Tolerance and respect for differences are important: what do we mean by them? Can it be more than a kind of armistice – that I live my life and you live yours; as long as we all obey the law what I do is none of your business? We live  in a democracy, so you could be expected to try to change the law to make it more hospitable to your way of life and less to mine. The BNP, for instance, want to ban interracial relationships. They say they will limit themselves to democratic methods.   Some religious groups call for the extension of the blasphemy law to cover all religions and demand that it should be strictly enforced. Others suggest that sexist religious courts (which would also look askance at interreligious marriage) should adjudicate marriage and divorce between members of the same religion. How should we oppose such ideas? If abiding by the law is not enough, how should we persuade people to adopt these fundamental values of a liberal society? How much cultural autonomy can equality allow? How do we ensure that nobody is seen to get ‘special treatment,’ provoking resentment in others?

In a country – and particularly in cities like London – where many citizens have strong cultural and family ties to other states, what does it mean to be British? Even people who don’t actually have more than one passport often feel they belong at least partly to more country. Britain hasn’t quite got the same handle on hyphenation as the United States. There you are civilly ‘-American’ even if culturally also something else.  Would that work here, and what are the alternatives?

Finally how will it play in Pontefract?

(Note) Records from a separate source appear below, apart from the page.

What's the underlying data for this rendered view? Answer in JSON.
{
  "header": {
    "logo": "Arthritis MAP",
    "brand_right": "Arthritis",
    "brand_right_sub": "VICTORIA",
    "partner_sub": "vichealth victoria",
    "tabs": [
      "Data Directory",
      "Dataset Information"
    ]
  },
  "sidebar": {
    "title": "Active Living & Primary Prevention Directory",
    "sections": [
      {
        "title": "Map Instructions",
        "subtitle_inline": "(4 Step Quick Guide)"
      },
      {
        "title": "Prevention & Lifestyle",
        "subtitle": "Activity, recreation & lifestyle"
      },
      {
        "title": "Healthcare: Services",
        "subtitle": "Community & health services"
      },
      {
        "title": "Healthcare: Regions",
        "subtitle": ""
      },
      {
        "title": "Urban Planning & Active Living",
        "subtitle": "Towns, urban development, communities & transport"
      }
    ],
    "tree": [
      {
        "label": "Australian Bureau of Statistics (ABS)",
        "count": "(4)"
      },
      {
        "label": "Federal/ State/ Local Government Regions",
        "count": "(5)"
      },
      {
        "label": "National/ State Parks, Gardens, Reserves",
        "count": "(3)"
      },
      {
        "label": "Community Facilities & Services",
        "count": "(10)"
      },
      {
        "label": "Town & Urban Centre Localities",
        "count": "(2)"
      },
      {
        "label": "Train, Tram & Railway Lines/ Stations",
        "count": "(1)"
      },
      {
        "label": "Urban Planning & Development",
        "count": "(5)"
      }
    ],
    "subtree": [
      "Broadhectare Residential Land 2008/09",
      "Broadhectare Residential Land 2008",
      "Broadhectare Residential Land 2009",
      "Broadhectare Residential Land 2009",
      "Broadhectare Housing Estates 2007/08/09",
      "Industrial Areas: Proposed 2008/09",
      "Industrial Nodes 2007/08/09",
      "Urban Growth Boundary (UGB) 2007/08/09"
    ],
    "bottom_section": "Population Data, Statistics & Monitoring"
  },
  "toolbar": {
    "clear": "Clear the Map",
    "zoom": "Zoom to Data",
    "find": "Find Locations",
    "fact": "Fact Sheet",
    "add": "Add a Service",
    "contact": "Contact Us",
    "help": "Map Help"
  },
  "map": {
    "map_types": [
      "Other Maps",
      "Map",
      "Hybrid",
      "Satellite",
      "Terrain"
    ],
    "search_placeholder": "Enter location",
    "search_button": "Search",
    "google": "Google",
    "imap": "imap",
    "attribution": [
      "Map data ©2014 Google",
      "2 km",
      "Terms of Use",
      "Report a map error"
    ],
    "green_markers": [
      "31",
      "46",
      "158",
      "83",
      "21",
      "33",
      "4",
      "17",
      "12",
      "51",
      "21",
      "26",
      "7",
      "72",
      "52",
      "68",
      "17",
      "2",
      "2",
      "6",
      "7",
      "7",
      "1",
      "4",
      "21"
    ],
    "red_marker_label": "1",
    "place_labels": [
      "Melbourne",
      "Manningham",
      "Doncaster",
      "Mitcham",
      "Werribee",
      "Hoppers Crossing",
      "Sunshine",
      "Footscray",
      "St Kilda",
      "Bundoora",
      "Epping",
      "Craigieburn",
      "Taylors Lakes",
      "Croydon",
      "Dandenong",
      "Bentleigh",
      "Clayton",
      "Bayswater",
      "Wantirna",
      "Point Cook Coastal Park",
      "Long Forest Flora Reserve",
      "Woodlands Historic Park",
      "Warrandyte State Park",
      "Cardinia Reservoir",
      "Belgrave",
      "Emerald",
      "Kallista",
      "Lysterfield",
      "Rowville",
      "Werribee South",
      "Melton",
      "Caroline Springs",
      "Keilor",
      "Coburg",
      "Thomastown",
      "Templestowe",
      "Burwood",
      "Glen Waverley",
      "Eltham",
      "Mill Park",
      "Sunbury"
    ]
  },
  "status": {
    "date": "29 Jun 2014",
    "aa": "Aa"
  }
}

For too long a liberal elite has been contemptuous of ‘Middle Englanders who cling to their Daily Mails and pints of Carling’ – how should the case for civic multiculturalism not fall
into that trap?

Comments please!